Task brief:
Tell me how many lines in the data below hold the string "icon", and say nothing else.

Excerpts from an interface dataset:
● ● ● ● ● ● ●
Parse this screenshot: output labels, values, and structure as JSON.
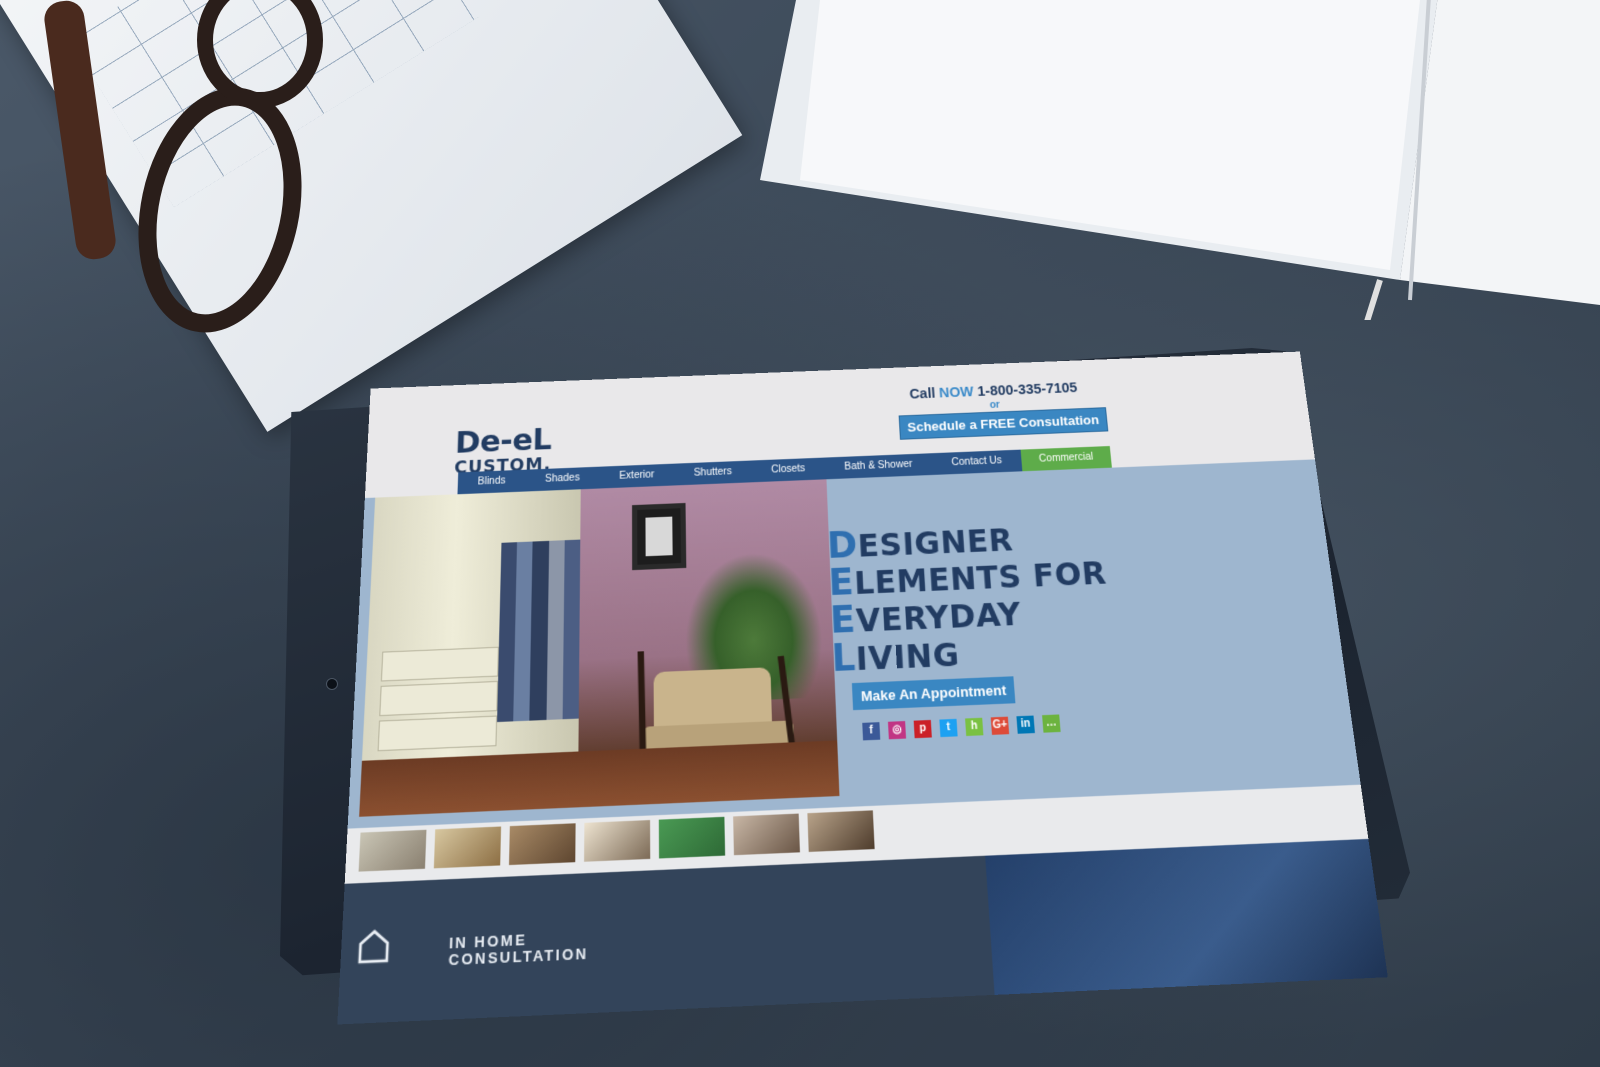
{
  "site": {
    "logo_line1": "De-eL",
    "logo_line2": "CUSTOM."
  },
  "header": {
    "call_prefix": "Call",
    "call_now": "NOW",
    "phone": "1-800-335-7105",
    "or": "or",
    "schedule_button": "Schedule a FREE Consultation"
  },
  "nav": {
    "items": [
      {
        "label": "Blinds"
      },
      {
        "label": "Shades"
      },
      {
        "label": "Exterior"
      },
      {
        "label": "Shutters"
      },
      {
        "label": "Closets"
      },
      {
        "label": "Bath & Shower"
      },
      {
        "label": "Contact Us"
      },
      {
        "label": "Commercial"
      }
    ]
  },
  "hero": {
    "lines": [
      {
        "cap": "D",
        "rest": "ESIGNER"
      },
      {
        "cap": "E",
        "rest": "LEMENTS FOR"
      },
      {
        "cap": "E",
        "rest": "VERYDAY"
      },
      {
        "cap": "L",
        "rest": "IVING"
      }
    ],
    "appointment_button": "Make An Appointment"
  },
  "social": [
    {
      "icon": "facebook-icon",
      "glyph": "f",
      "color": "#3b5998"
    },
    {
      "icon": "instagram-icon",
      "glyph": "◎",
      "color": "#c13584"
    },
    {
      "icon": "pinterest-icon",
      "glyph": "p",
      "color": "#cb2027"
    },
    {
      "icon": "twitter-icon",
      "glyph": "t",
      "color": "#1da1f2"
    },
    {
      "icon": "houzz-icon",
      "glyph": "h",
      "color": "#7ac142"
    },
    {
      "icon": "google-plus-icon",
      "glyph": "G+",
      "color": "#dd4b39"
    },
    {
      "icon": "linkedin-icon",
      "glyph": "in",
      "color": "#0077b5"
    },
    {
      "icon": "chat-icon",
      "glyph": "…",
      "color": "#6cb33f"
    }
  ],
  "lower": {
    "consultation": "IN HOME CONSULTATION"
  },
  "colors": {
    "brand_navy": "#223c62",
    "accent_blue": "#3a87c2",
    "nav_blue": "#2b5488",
    "commercial_green": "#5eac4a",
    "hero_bg": "#9eb6cf"
  }
}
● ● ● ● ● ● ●
Response to this task:
8